The latest twist in a long tale of controversy in the ongoing Bangladesh Premier League (BPL) was the outcome of a midnight drama the name of which can be best described as 'Exit Chittagong, Enter Barisal'.
It was the wee hours on Tuesday when the BPL governing council and its glorified technical committee decided that Barisal instead of Chittagong would play the semifinal as the fourth-qualified team.
But by that time the whole nation knew that Chittagong would play Rajshahi in the first semi courtesy of an earlier announcement by BPL chairman Gazi Ashraf Hossain to a loyal print and electronic media followed by endorsement from Bangladesh Cricket Board (BCB) president AHM Mustafa Kamal, who termed Gazi Ashraf's decision perfectly within the law book while appearing in a late night show on a private TV channel.
But the U-turn understandably let loose a chaotic atmosphere in the morning. Barisal called back their Australian captain Brad Hodge from the airport, managers of the other three semifinalists called an impromptu press briefing in an apparent effort to show their support for Chittagong but left the scene without expressing anything conclusive, leaving the port city franchise to fight their own battle against what its CEO Sameer Quader Chowdhury termed a coup d'état.
The BPL council issued a statement in support of their decision that read: “Since three teams, namely: Dhaka Gladiators, Barisal Burners and Chittagong Kings are on equal points at 10 each. Dhaka Gladiators beat both Barisal Burners and Chittagong Kings in their matches. Therefore, Dhaka Gladiators qualifies as the third semifinalist. In regards to Barisal Burners and Chittagong Kings beating each other once, the issue of the fourth qualifier had to be decided on the basis of better net run rate.”
But the by-laws that the BPL governing council has taken into consideration to award Barisal the semifinal spot interprets something different. And if anyone reads between the lines of Clause Two in the article 21.8, it certainly favours Chittagong.
The clause reads: “When three (03) or more teams finish with equal points and equal wins in the league, then the team (s) which was (were) the winner of the most number of matches played between those equal teams in the league will be placed in the higher position (s).”
And understandably the Chittagong Kings officials came down heavily on the BPL management, even raising questions about the fairness of the tournament itself, claiming that the organisers have deprived them as per the by-laws they should have been in the semifinal. They also threatened to take legal action though they could not file the case yesterday.

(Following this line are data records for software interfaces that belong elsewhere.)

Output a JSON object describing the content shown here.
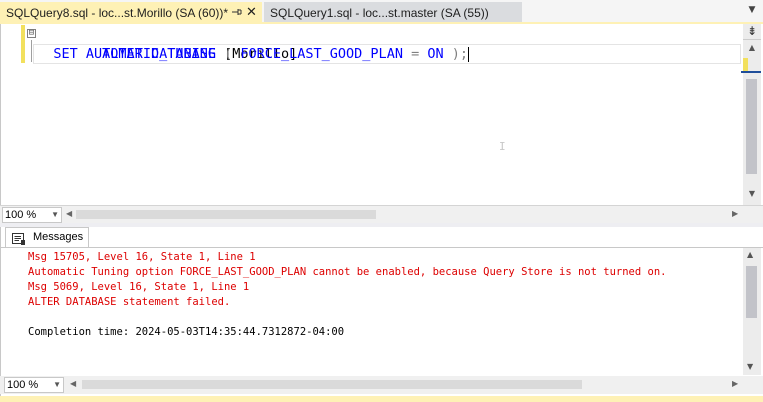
{
  "tabs": [
    {
      "title": "SQLQuery8.sql - loc...st.Morillo (SA (60))*",
      "active": true,
      "pin_icon": "pin-icon",
      "close_label": "✕"
    },
    {
      "title": "SQLQuery1.sql - loc...st.master (SA (55))",
      "active": false
    }
  ],
  "editor": {
    "line1": {
      "fold": "⊟",
      "kw1": "ALTER",
      "kw2": "DATABASE",
      "ident": "[Morillo]"
    },
    "line2": {
      "kw1": "SET",
      "kw2": "AUTOMATIC_TUNING",
      "open": "(",
      "kw3": "FORCE_LAST_GOOD_PLAN",
      "eq": "=",
      "kw4": "ON",
      "close": ")",
      "semi": ";"
    },
    "zoom": "100 %"
  },
  "results": {
    "tab_label": "Messages",
    "lines": [
      {
        "text": "Msg 15705, Level 16, State 1, Line 1",
        "kind": "error"
      },
      {
        "text": "Automatic Tuning option FORCE_LAST_GOOD_PLAN cannot be enabled, because Query Store is not turned on.",
        "kind": "error"
      },
      {
        "text": "Msg 5069, Level 16, State 1, Line 1",
        "kind": "error"
      },
      {
        "text": "ALTER DATABASE statement failed.",
        "kind": "error"
      },
      {
        "text": "",
        "kind": "normal"
      },
      {
        "text": "Completion time: 2024-05-03T14:35:44.7312872-04:00",
        "kind": "normal"
      }
    ],
    "zoom": "100 %"
  },
  "colors": {
    "keyword": "#0000ff",
    "error": "#dd0000",
    "active_tab": "#fef1b5"
  }
}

“According to the by-laws we should have been in the semifinal because Dhaka won three, Chittagong two and Barisal one match (between them). We have taken all kinds of preparations and two Pakistani players (Umar Akmal and Wahab Reaz) also arrived to play the semifinal match but we don't know what happened at midnight. Without any doubt they have flouted the by-laws,” said Chittagong Kings team manager Nasir Ahmed.
Sameer Quader Chowdhury, CEO of Chittagong Kings, came down as hard as possible on the organisers. “It's become a stage for gambling. I want an answer from the organizers, whether they took the decision under pressure of the gamblers,” said an angry Sameer threatening that they may not continue their involvement if things go like this.
“As an owner of the team I'm really in the dark with everything about the tournament. I have doubts about everything after the way the tournament is running. You know we were approached by the bookies from India to fix the match and we reported this to the BPL's anti-corruption unit immediately but they hardly take any action regarding these issues,” said Sameer, who claimed that they helped the authorities to capture Pakistani Sajid Khan, who was put on two-day remand for questioning about his alleged involvement in match-fixing.
BPL governing council secretary Sirajuddin Mohammad Alamgir however blamed his chairman Gazi Ashraf Hossain for creating the unpleasant situation for them.
“We accept that it was our mistake, whatever confusion arose. Lipu bhai (Gazi Ashraf Hossain) gave his personal opinion to the media. It cannot be the stance of the BPL technical or governing council. Whatever he said, I personally think it was a mistake for which so much confusion has been created. What he told us, he thought it might happen. He didn't discuss it with anyone and told the media,” explained Alamgir in an official press conference where match referee Mike Proctor also turned up.
But it hardly cleared the air.